The idiom "born and raised" is used to denote the place where a person was born and grew up. It's commonly associated with a sense of deep connection or affection towards one's hometown or country.
"Born and raised" signifies a person's place of birth and upbringing, often indicating a strong bond or identification with that place.
The phrase "born and raised" typically refers to a person's upbringing and cultural background, and it often implies a profound connection to their place of origin. It is used to highlight the influence of one's early life and upbringing on their identity and character.
Key aspects of the idiom's meaning include:
The phrase "born and raised" is relatively straightforward in its origins, as it combines two common English words to describe a person's life journey. "Born" refers to one's birthplace, while "raised" describes the location of their upbringing.
"Michael was born and raised on the homestead, and in 1822 married Jane Woshard, by whom he had four children-John, Elizabeth, and two who filled early graves."
- The Household Guide and Instructor, T.F. Williams, 1882
Here are some examples of how the idiom is used in sentences:
The phrase "born and raised" often appears in popular culture, including movies, songs, and books, usually to emphasize a character's connection to their hometown or country.
Some examples include:
Several alternative expressions can convey a similar meaning to "born and raised."
Some of these include:
Depending on the context, you can use these alternatives interchangeably.
"Born and raised" refers to a person's birthplace and where they were brought up, often indicating a deep connection with that place.
You can use "born and raised" to share your origins or to describe someone else's, such as, "I was born and raised in Texas."
The phrase "born and raised" is made up of two common English words that, when combined, describe a person's origin and upbringing.
Yes, "born and raised" can be used in both informal and formal written communication, including emails, letters, and reports.
"Born and raised" is widely understood and used in English-speaking regions worldwide.
Yes, anyone can use the phrase "born and raised," regardless of familiarity or context.

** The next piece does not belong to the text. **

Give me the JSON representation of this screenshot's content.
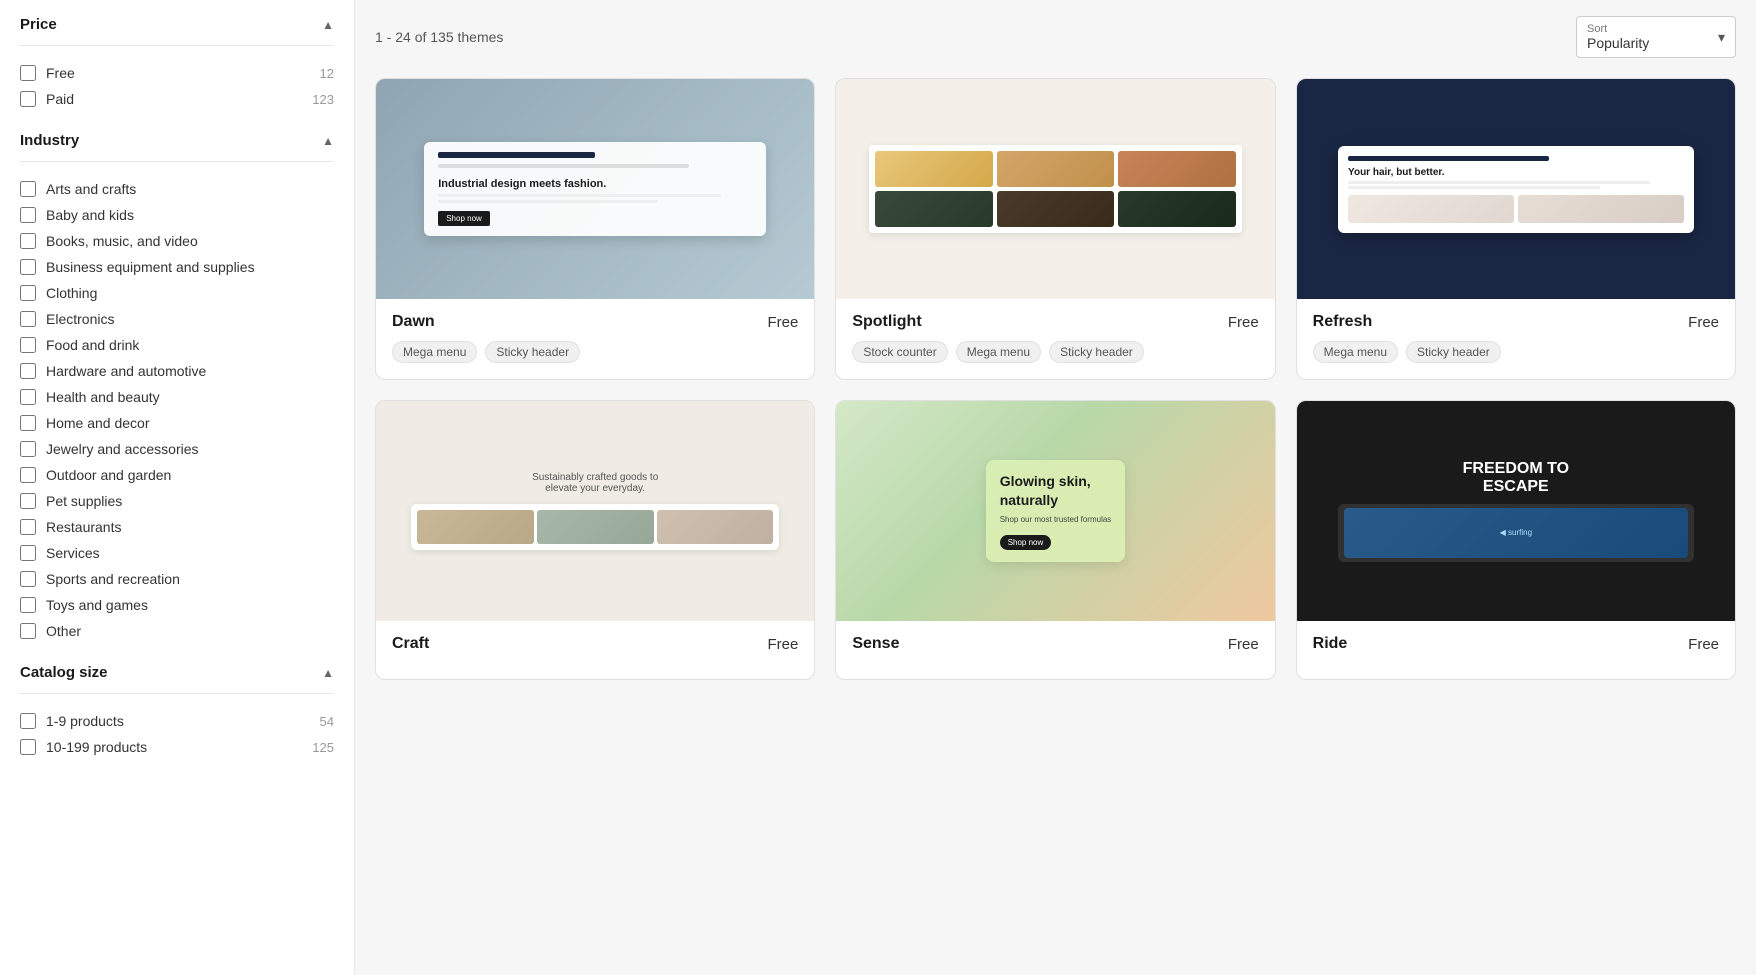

Yes, the phrase can be used when discussing a group's shared origin, such as "they were all born and raised in Boston."
Yes, "born and raised" can be used to express pride or a sense of identity associated with one's place of origin.
"Born and bred" and "born and raised" have similar meanings, both referring to one's place of birth and upbringing. However, "born and bred" often carries a stronger implication of cultural or regional traits being ingrained in one's character.
Yes, the phrase "born and raised" can be used in both formal and informal contexts as it merely describes one's place of origin and upbringing.
In conclusion, the idiom "born and raised" speaks to the connection and affinity a person has with their place of birth and upbringing. It is a common and widely understood idiom that carries the essence of a person's root and the place that significantly contributed to shaping their identity.
Key aspects of the phrase:
Remember that "born and raised" carries with it a sense of pride and identity. So when you use it, ensure that it truly represents the sentiment you wish to express.